Patient Information Leaflet - Catheter Angiography
This information leaflet tells you about the procedure. Please read it carefully and ask your surgeon if you have any questions or concerns. Please also discuss with your surgeon about alternative investigations and treatment options available.
What is a catheter angiogram?
It is an invasive procedure which uses a special narrow plastic tube called a catheter introduced into the artery usually in the groin and occasionally through the arm. A dye is then injected through this catheter to visualize the blood vessels. The catheter can be steered into various parts of the body via the arteries to get detailed information of narrowing or blocks in the arteries. In-addition, special catheters equipped with balloons at the tip are able to open up narrowed arteries and sometimes a stent maybe be placed inside the artery to keep the narrowed arteries widely open.

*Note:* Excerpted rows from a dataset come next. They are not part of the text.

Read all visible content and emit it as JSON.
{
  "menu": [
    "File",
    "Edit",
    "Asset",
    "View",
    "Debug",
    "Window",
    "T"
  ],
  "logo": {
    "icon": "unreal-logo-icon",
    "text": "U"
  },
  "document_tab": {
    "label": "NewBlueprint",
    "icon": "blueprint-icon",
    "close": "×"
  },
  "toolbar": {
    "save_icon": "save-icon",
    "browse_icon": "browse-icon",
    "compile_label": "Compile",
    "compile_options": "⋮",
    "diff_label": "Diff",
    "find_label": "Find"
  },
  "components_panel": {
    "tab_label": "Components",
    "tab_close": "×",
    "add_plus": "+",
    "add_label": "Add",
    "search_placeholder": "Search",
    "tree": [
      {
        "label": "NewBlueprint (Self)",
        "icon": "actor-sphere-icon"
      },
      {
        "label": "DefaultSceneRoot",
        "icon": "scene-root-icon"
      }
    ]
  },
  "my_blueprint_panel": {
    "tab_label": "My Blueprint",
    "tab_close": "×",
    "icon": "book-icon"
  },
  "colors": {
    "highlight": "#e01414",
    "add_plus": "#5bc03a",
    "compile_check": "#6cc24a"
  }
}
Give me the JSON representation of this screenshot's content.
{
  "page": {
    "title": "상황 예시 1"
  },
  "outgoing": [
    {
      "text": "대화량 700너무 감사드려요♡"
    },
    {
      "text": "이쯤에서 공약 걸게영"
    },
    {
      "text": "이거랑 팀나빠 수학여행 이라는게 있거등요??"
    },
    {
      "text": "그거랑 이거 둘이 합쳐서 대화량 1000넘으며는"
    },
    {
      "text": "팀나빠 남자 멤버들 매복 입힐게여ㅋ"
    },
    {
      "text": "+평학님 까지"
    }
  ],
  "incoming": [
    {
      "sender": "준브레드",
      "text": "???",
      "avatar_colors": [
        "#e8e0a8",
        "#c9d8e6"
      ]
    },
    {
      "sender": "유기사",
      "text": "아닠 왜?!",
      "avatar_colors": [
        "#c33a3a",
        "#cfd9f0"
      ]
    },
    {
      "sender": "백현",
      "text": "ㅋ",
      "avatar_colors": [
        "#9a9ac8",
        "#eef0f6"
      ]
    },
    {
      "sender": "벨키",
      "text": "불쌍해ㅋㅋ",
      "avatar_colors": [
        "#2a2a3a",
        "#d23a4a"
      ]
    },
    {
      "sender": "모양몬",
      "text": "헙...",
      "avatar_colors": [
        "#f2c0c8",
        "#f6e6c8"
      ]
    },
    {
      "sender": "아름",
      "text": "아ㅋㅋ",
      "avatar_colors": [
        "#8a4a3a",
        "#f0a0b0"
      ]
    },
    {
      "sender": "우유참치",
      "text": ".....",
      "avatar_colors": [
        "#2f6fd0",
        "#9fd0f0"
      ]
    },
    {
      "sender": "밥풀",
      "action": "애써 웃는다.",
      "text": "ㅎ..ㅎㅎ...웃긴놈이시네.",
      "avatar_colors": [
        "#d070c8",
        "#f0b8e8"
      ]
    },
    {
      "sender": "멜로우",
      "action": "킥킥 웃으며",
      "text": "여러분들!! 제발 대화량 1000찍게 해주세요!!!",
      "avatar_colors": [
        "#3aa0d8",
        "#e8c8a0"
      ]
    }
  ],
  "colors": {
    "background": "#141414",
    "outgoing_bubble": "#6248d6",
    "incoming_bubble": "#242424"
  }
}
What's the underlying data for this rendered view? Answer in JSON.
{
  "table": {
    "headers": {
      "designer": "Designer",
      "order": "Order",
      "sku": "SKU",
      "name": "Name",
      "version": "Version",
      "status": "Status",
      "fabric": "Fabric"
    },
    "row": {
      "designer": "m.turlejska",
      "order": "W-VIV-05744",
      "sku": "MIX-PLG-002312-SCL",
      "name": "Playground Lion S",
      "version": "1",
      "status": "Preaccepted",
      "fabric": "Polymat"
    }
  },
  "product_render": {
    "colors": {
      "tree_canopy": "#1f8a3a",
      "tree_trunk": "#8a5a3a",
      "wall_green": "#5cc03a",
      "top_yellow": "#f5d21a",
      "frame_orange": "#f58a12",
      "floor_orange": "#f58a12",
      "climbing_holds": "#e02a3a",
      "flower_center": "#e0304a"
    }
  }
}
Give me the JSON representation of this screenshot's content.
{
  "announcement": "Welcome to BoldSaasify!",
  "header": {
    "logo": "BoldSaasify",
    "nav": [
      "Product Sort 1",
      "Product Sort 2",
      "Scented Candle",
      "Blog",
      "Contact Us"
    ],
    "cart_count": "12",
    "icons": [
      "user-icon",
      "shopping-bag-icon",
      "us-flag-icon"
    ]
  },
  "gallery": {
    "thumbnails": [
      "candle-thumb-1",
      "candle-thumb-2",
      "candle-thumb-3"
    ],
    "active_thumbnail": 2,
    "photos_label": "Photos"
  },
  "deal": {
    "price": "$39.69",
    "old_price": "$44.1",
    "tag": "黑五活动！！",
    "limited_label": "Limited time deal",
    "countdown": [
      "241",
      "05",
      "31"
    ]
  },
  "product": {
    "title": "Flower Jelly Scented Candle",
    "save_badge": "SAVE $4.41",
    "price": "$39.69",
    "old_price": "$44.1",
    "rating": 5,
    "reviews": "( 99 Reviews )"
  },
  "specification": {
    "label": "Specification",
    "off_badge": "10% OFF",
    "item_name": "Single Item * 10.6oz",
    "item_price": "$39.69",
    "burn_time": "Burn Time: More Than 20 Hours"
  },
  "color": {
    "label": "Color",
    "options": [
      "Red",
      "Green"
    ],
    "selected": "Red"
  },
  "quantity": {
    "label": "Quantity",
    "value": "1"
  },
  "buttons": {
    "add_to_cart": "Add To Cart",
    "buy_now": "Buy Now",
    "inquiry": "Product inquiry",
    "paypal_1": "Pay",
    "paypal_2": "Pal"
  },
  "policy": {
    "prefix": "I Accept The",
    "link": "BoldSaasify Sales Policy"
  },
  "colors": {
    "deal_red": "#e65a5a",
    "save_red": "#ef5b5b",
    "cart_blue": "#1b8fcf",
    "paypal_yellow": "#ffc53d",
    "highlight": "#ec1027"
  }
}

Do I have to be starved for the procedure?
Angiogram is generally performed under a local anaesthetic as a day case procedure. You are not allowed to eat for 6 hours prior to the investigation but allowed to drink fluids until 2 hours before the procedure.
Can I take all my regular medications before an angiography?
Please discuss this with Dr Mylankal as some medications especially those used in diabetes can interact with the dye (contrast) used in angiography. In-addition, medications that are used to keep the blood thin can also cause bruising in the groin.
What will happen during the treatment?
You will be taken into the operating theatre and will be greeted by our team. Your name and procedure will be checked and you will be asked about allergies.
You will be laid flat on the angiography table and after cleaning the groin with an antiseptic solution, a local anaesthetic injection is given in the groin to numb the skin. Following this, a small half cm incision is made in the skin. With the help of an ultrasound machine for accurate visualisation, the groin artery is punctured through this incision with a needle. A catheter is introduced through this puncture hole and images of the arteries are captured by injecting the dye. After reviewing the images immediately and if felt appropriate, Dr Mylankal will then proceed to treat the artery.
At the end, the small puncture hole made in the artery to carry out the procedure is sealed by applying manual pressure over the groin for 15minutes. Alternatively, you may have a stapling metal clip called Starclose to seal the puncture hole. You will be provided with an information card regarding this device. The half cm skin incision is then closed with a wound closure strip (Steristrip) and a small dressing.
When can you expect to go home after an angiography?
Most patients are discharged home on the same day as the procedure. However, you are not allowed to drive home yourself and please ensure that you are accompanied by a friend or relative to take you home. Sometimes, Dr Mylankal may advice you to stay overnight for extra monitoring.
How do I take care of the wound?
Prior to discharge, nurses will ensure that you are familiar with the appearance of the groin wound and how to apply pressure in the wound with your fingers. This is important as you will then be aware of changes to the groin wound, once you are back at home. Please rest on the day of the procedure and whilst coughing or sneezing make sure that you support the groin puncture site with your fingers. The dressing over the groin wound can be removed after 48hours.
If you notice bleeding over the dressings or increased swelling in the groin wound, it is important to lie down and apply pressure over the wound with your fingers for 15 minutes. It is also important to immediately call Dr Mylankal or the hospital for further advice.
Should I be drinking plenty of fluids after the procedure?
You are encouraged to drink plenty of fluids following the procedure to rehydrate yourself and the fluid helps to flush out the dye used during the angiogram.
Are there any restrictions after the procedure?
Avoid heavy lifting and straining for 72hours after the procedure.
Can I drive?
Please do not drive for 24hours after the procedure.
Please do not hesitate to contact Dr Mylankal’s rooms or the hospital if you have any queries or concerns.